By Gina Jordan

http://stream.publicbroadcasting.net/production/mp3/wfsu/local-wfsu-935610.mp3

Tallahassee, FL – A new program launched by the Economic Development Council of Tallahassee/Leon County is seeking applications from would-be entrepreneurs. Gina Jordan sat down with the director, who hopes to turn bright ideas into businesses that produce jobs.

Larry Lynch works at FSU's Office of Research. He goes around campus looking for scientists who have ideas that could become commercial products. Take the cancer drug, Taxol, for example.

"A lot of the buildings we see out here were all built with money that FSU made from royalties on Taxol. It was the number one and still is the number one breast cancer drug in the world. It wasn't invented at Florida State, but they learned how to synthesize it here at Florida State. We made hundreds of millions of dollars in revenue from that."

Lynch works on finding the next big thing, which made him a logical choice to lead the EDC's Entrepreneurial Excellence Program. A $450,000 grant from the U-S Small Business Administration will provide three years of funding to help turn concepts into realities.

"It doesn't just happen by itself. You have to worry about how do you start a company, how do you finance that company, how do you do marketing for that new product?"

The course will be modeled after a successful program at the University of Central Florida, which hosts about three classes a year. Lynch plans to use mentors from the area's universities and the private sector to work one on one with recruits.

"At the end of the class, they actually start building their business plan and start understanding what it is that they need to do next to try and increase the odds of them succeeding. And they find out -- how much money do I need to capitalize this business or this idea, do I protect it with a patent or a copyright?"

Participants in the program will also be exposed to incubators, facilities that enable entrepreneurs or startup companies to divide the cost and the space needed to conduct their business.

"So what you might have is twenty or thirty small companies, individuals usually, sharing this space. And they might have either a cubicle or a very small office in this facility, but have access in sharing the conference room, sharing access to the internet, sharing access to printers and copiers like that."

The course will be tuition based. The amount hasn't been determined, but Lynch says it will be a nominal fee.

"The reason we do that: if you pay something for it, it has value to you; and we want these folks to understand this is something very valuable. We want them to take it very seriously."

Their primary goal is to help build new companies around the magnet and materials sciences, where FSU is very strong, but Lynch says a wide variety of ideas will be included. He hopes to hold the first class around March.

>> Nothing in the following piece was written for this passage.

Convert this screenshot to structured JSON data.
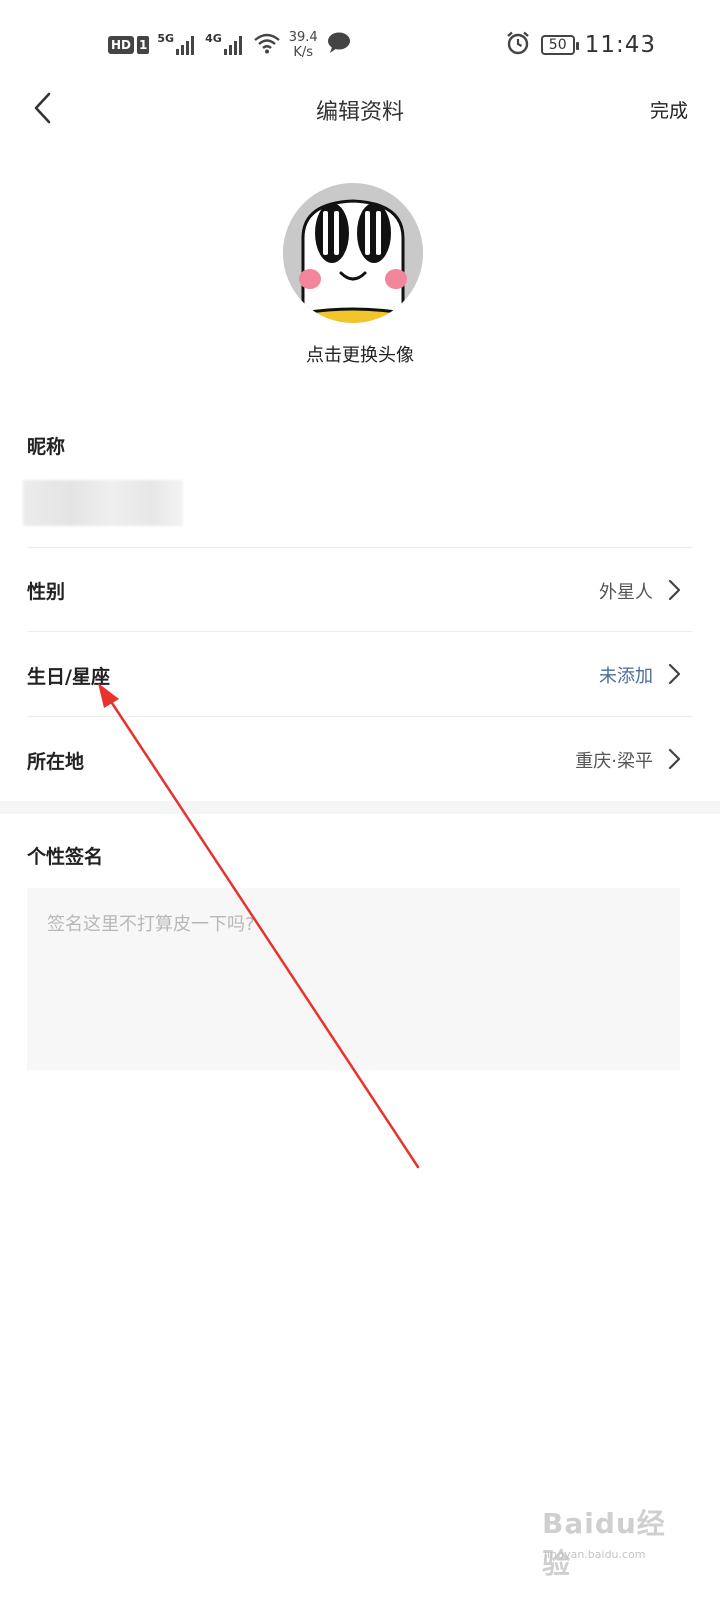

"When you have a down economic cycle like we have right now, everybody is kind of looking to move forward and to have a great idea for a new company or a new product. Now is a great time to do it, and how do we help them be successful; how do we help them maximize their chances of a success; that's kind of what we are all about."

For more information about the Entrepreneurial Excellence Program, contact Director Larry Lynch at (850) 570-0560 or click here.